Epstein says Dempster was in tough spot

Epstein says Dempster was in tough spot

Epstein says Dempster was in tough spot
CHICAGO -- The Cubs would've preferred that Ryan Dempster had a dozen teams he wanted to be traded to, but the right-hander made it clear the Dodgers were No. 1 on his list, and Theo Epstein said it isn't fair to portray the pitcher as being selfish in his stance.

On Tuesday, the Cubs dealt Dempster to the Rangers for two Minor League players after they were unable to complete a deal with the Dodgers. Los Angeles gave Epstein, Cubs president of baseball operations, a list of untouchable players, and then didn't budge.

Dempster had the final say because he has 10-and-5 rights (10 years in the big leagues, five with the same team). He had given Epstein a list of teams he would consider.

Two or three days before news broke on July 23 that the Braves and Cubs had consummated a deal, Epstein told Dempster that Atlanta was very interested and to consider that team. The day before, Epstein told Dempster the Braves weren't going to wait long for a decision.

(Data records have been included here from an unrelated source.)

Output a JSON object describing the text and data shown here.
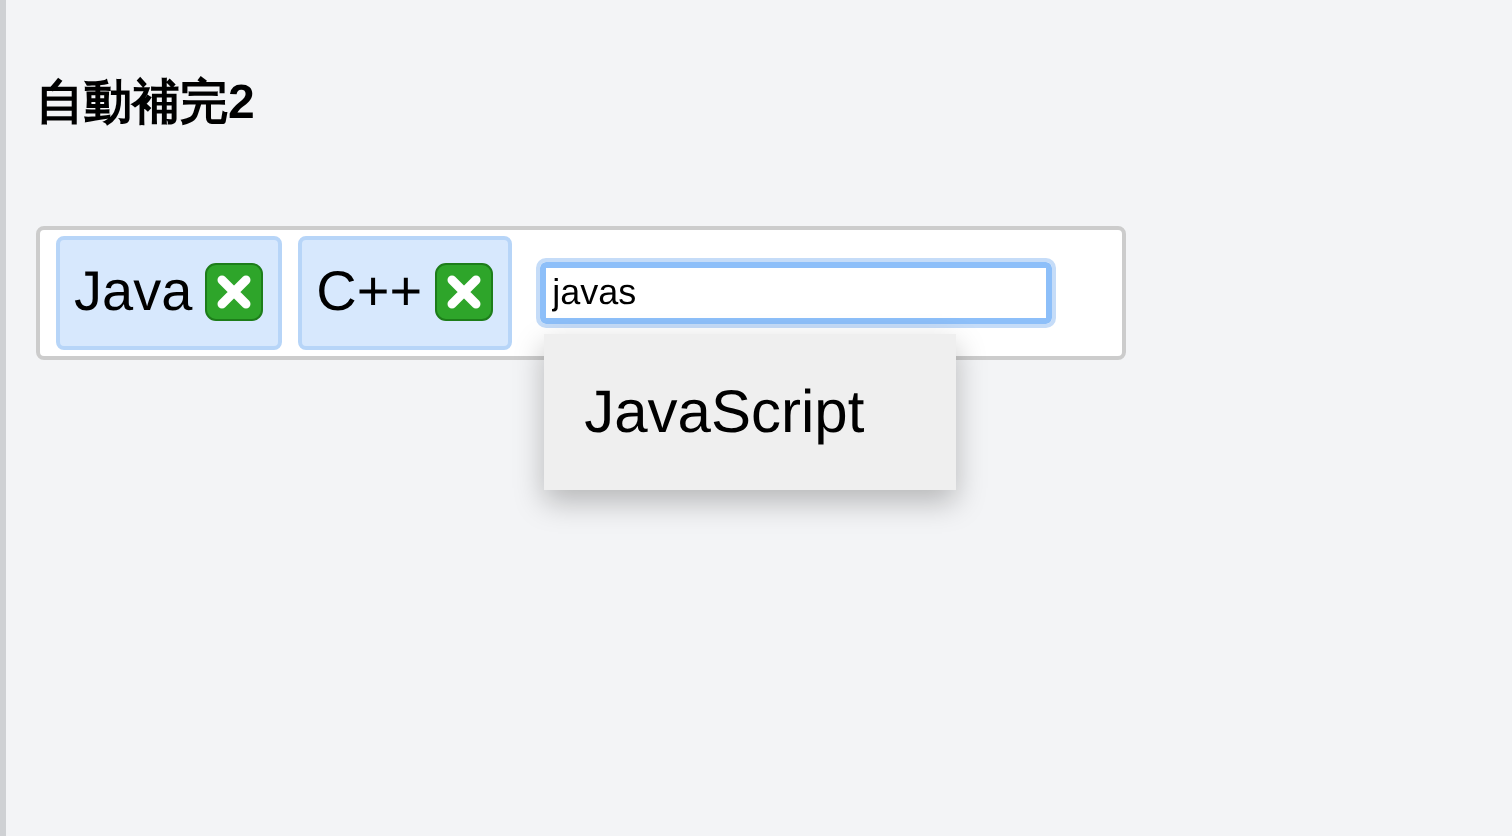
{
  "title": "自動補完2",
  "tags": [
    {
      "label": "Java"
    },
    {
      "label": "C++"
    }
  ],
  "input": {
    "value": "javas"
  },
  "suggestions": [
    {
      "label": "JavaScript"
    }
  ]
}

The Cubs and Braves then finalized the names.

"Ryan never got the opportunity for more than an hour to fully contemplate Atlanta with a deal actually in place," Epstein said. "I feel for him. Instead of having time to contemplate it privately, he had everyone telling him what to do and asking questions about it. I think it's hard to criticize him."

Dempster never said he didn't want to be traded to the Braves. He was holding out for a chance to go to the Dodgers.

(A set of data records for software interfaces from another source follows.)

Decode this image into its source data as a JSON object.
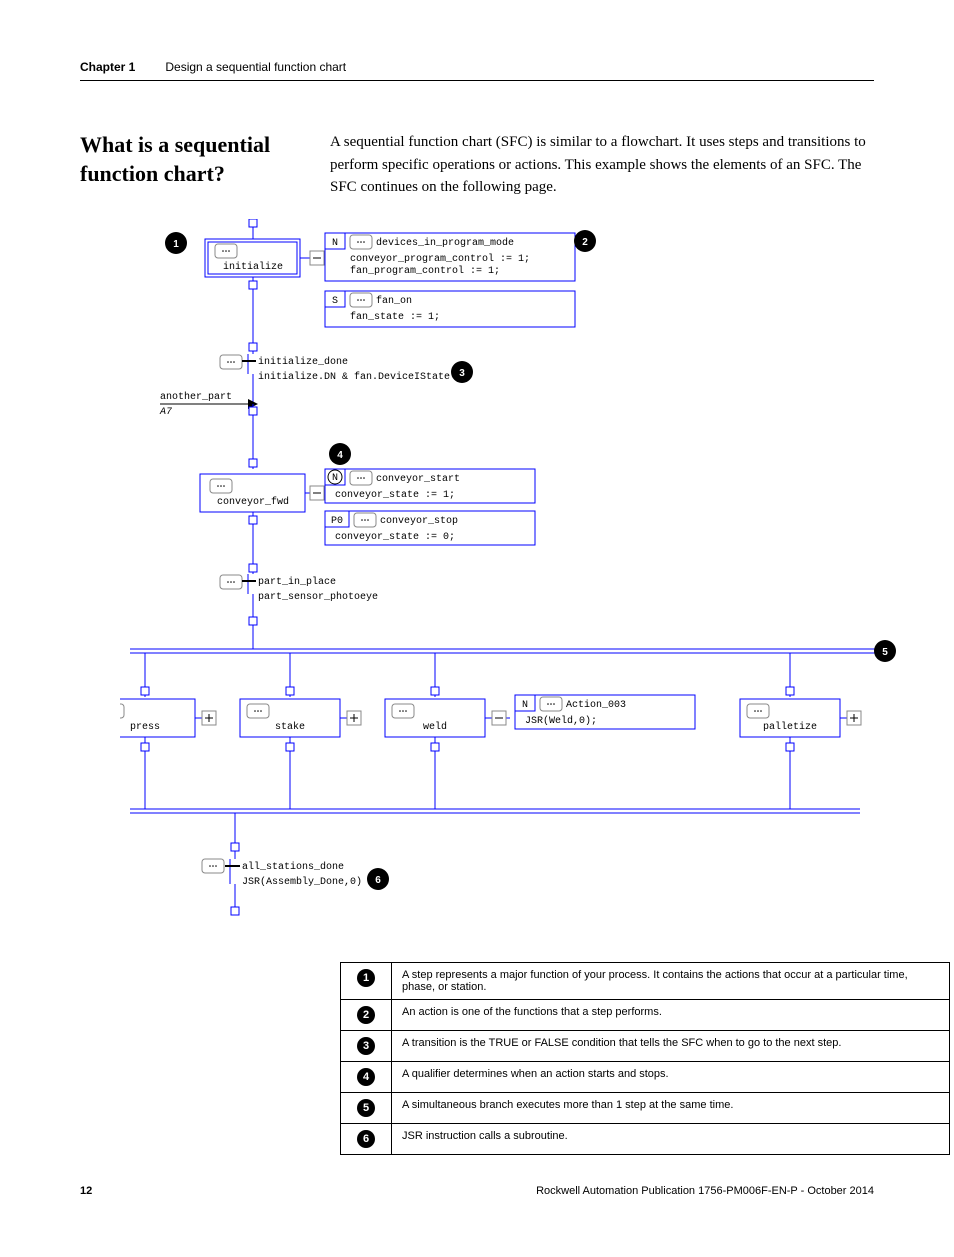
{
  "header": {
    "chapter_label": "Chapter 1",
    "chapter_title": "Design a sequential function chart"
  },
  "section": {
    "heading": "What is a sequential function chart?",
    "body": "A sequential function chart (SFC) is similar to a flowchart. It uses steps and transitions to perform specific operations or actions. This example shows the elements of an SFC. The SFC continues on the following page."
  },
  "diagram": {
    "step_initialize": "initialize",
    "action_devices": "devices_in_program_mode",
    "action_devices_code1": "conveyor_program_control := 1;",
    "action_devices_code2": "fan_program_control := 1;",
    "action_fan_on": "fan_on",
    "action_fan_on_code": "fan_state := 1;",
    "qualifier_N": "N",
    "qualifier_S": "S",
    "qualifier_P0": "P0",
    "trans_initialize_done": "initialize_done",
    "trans_initialize_code": "initialize.DN & fan.DeviceIState",
    "label_another_part": "another_part",
    "label_A7": "A7",
    "step_conveyor_fwd": "conveyor_fwd",
    "action_conveyor_start": "conveyor_start",
    "action_conveyor_start_code": "conveyor_state := 1;",
    "action_conveyor_stop": "conveyor_stop",
    "action_conveyor_stop_code": "conveyor_state := 0;",
    "trans_part_in_place": "part_in_place",
    "trans_part_code": "part_sensor_photoeye",
    "step_press": "press",
    "step_stake": "stake",
    "step_weld": "weld",
    "step_palletize": "palletize",
    "action_003": "Action_003",
    "action_003_code": "JSR(Weld,0);",
    "trans_all_stations": "all_stations_done",
    "trans_all_stations_code": "JSR(Assembly_Done,0)"
  },
  "legend": [
    {
      "num": "1",
      "text": "A step represents a major function of your process. It contains the actions that occur at a particular time, phase, or station."
    },
    {
      "num": "2",
      "text": "An action is one of the functions that a step performs."
    },
    {
      "num": "3",
      "text": "A transition is the TRUE or FALSE condition that tells the SFC when to go to the next step."
    },
    {
      "num": "4",
      "text": "A qualifier determines when an action starts and stops."
    },
    {
      "num": "5",
      "text": "A simultaneous branch executes more than 1 step at the same time."
    },
    {
      "num": "6",
      "text": "JSR instruction calls a subroutine."
    }
  ],
  "footer": {
    "page": "12",
    "pub": "Rockwell Automation Publication 1756-PM006F-EN-P - October 2014"
  }
}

"He didn't say 'no' -- he said, 'not now,'" Epstein said. "He said, 'No, I'm not going to go to Atlanta until I see about L.A.' Atlanta very reasonably didn't want to wait around and risk not getting a pitcher. He had a place he wanted to go, and a clear No. 1, which is his right, and he wanted to see that through and I don't hold that against him."

Any criticism directed at Dempster isn't warranted, Epstein said.

"It's not fair for anyone to criticize Ryan unless they've been in that spot," Epstein said. "It's a right he's earned. Do we wish he would've had 12 places that were an ideal destination for him instead of one? Sure. That Atlanta deal that we had lined up, I felt was an outstanding deal for the organization. Would we have liked to have executed it? Absolutely."

The Cubs were to get 22-year-old Randall Delgado in exchange for Dempster. Instead, they were able to still complete a deal with the Braves, sending Paul Maholm and Reed Johnson for two Minor League pitchers.

In the final hour before the Trade Deadline on Tuesday, Dempster was with Epstein and general manager Jed Hoyer to listen to conversations with the Dodgers.

"Once he came into our office and actually heard the conversations we had with L.A., he came to realize, 'OK, that's not actually going to happen, let me consider a couple other places,' and the deal got done with about three minutes left," Epstein said.

It was unusual to have a player taking part in the talks, but Epstein said it was helpful.

"If someone really wants to go to a place, you can tell them over and over again that it's probably not going to happen, but unless they're convinced of that, they may not want to move on to their second choice," Epstein said.

Dempster, Epstein and Hoyer were able to joke about the talks prior to the Trade Deadline.

"I know it started to be characterized in the media as contentious, and it wasn't at all," Epstein said. "Had we made that trade with Atlanta, we don't get [Arodys] Vizcaino for Maholm and Johnson. Everything worked out in the end."